Time requirements for habeas petitions or other motions. Inmates sentenced to death who seek a stay of execution or who wish to file a subsequent writ application or other motion seeking any affirmative relief from, or relating to, a death sentence must exercise reasonable diligence in timely filing such requests. A motion for stay of execution, or any other motion relating to a death sentence, shall be deemed untimely if it is filed less than 48 hours before 6:00 p.m. on the scheduled execution date. Thus, a request for a stay of execution filed at 7:00 p.m. on a Monday evening when an execution is scheduled on Wednesday at 6:00 p.m. is untimely.
Special requirements for untimely petitions or other motions. Counsel who seek to file an untimely motion for a stay of execution or who wish to file any other untimely motion requesting affirmative relief in an impending execution case must attach to the proposed filing a detailed explanation stating under oath, subject to the penalties of perjury, the reason for the delay and why counsel found it physically, legally, or factually impossible to file a timely request or motion. Counsel is required to show good cause for the untimely filing.
Sanctions. Counsel who fails to attach a sworn detailed explanation to an untimely filing or who fails to adequately justify the necessity for an untimely filing shall be sanctioned. Such sanctions include but are not limited to: 1) referral to the Chief Disciplinary Counsel of the State Bar of Texas; 2) contempt of court; 3) removal from the list of Tex. Code Crim. Proc.

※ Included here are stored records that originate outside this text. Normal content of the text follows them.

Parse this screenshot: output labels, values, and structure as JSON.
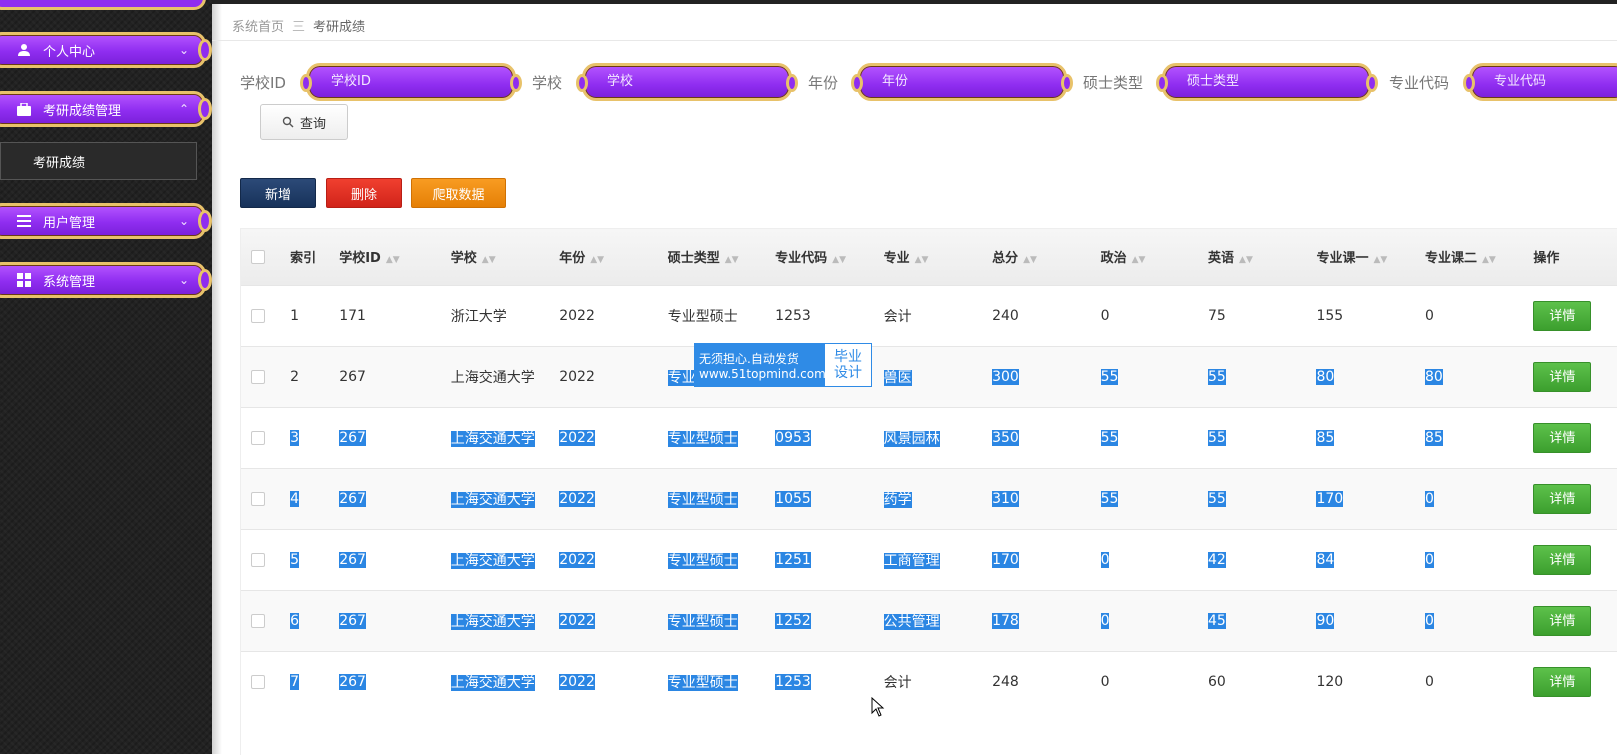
{
  "sidebar": {
    "items": [
      {
        "label": "个人中心"
      },
      {
        "label": "考研成绩管理"
      },
      {
        "label": "用户管理"
      },
      {
        "label": "系统管理"
      }
    ],
    "submenu": {
      "label": "考研成绩"
    }
  },
  "breadcrumb": {
    "home": "系统首页",
    "separator": "三",
    "current": "考研成绩"
  },
  "search": {
    "school_id": {
      "label": "学校ID",
      "placeholder": "学校ID"
    },
    "school": {
      "label": "学校",
      "placeholder": "学校"
    },
    "year": {
      "label": "年份",
      "placeholder": "年份"
    },
    "degree_type": {
      "label": "硕士类型",
      "placeholder": "硕士类型"
    },
    "major_code": {
      "label": "专业代码",
      "placeholder": "专业代码"
    },
    "query_label": "查询"
  },
  "actions": {
    "add": "新增",
    "delete": "删除",
    "crawl": "爬取数据"
  },
  "table": {
    "columns": [
      "索引",
      "学校ID",
      "学校",
      "年份",
      "硕士类型",
      "专业代码",
      "专业",
      "总分",
      "政治",
      "英语",
      "专业课一",
      "专业课二",
      "操作"
    ],
    "detail_label": "详情",
    "rows": [
      [
        "1",
        "171",
        "浙江大学",
        "2022",
        "专业型硕士",
        "1253",
        "会计",
        "240",
        "0",
        "75",
        "155",
        "0"
      ],
      [
        "2",
        "267",
        "上海交通大学",
        "2022",
        "专业型硕士",
        "",
        "兽医",
        "300",
        "55",
        "55",
        "80",
        "80"
      ],
      [
        "3",
        "267",
        "上海交通大学",
        "2022",
        "专业型硕士",
        "0953",
        "风景园林",
        "350",
        "55",
        "55",
        "85",
        "85"
      ],
      [
        "4",
        "267",
        "上海交通大学",
        "2022",
        "专业型硕士",
        "1055",
        "药学",
        "310",
        "55",
        "55",
        "170",
        "0"
      ],
      [
        "5",
        "267",
        "上海交通大学",
        "2022",
        "专业型硕士",
        "1251",
        "工商管理",
        "170",
        "0",
        "42",
        "84",
        "0"
      ],
      [
        "6",
        "267",
        "上海交通大学",
        "2022",
        "专业型硕士",
        "1252",
        "公共管理",
        "178",
        "0",
        "45",
        "90",
        "0"
      ],
      [
        "7",
        "267",
        "上海交通大学",
        "2022",
        "专业型硕士",
        "1253",
        "会计",
        "248",
        "0",
        "60",
        "120",
        "0"
      ]
    ]
  },
  "watermark": {
    "line1": "无须担心.自动发货",
    "line2": "www.51topmind.com",
    "tag1": "毕业",
    "tag2": "设计"
  },
  "colors": {
    "accent_purple": "#8f2df0",
    "gold_border": "#e8c26a",
    "selection_blue": "#2b86e3",
    "add_btn": "#1f3a63",
    "delete_btn": "#e02b1d",
    "crawl_btn": "#f08a0a",
    "detail_btn": "#4cae3a"
  }
}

Art. 11.071 list of attorneys; 4) restitution of costs incurred by the opposing party; and (5) any other sanction allowable under Tex. R. Civ. P. 215.2.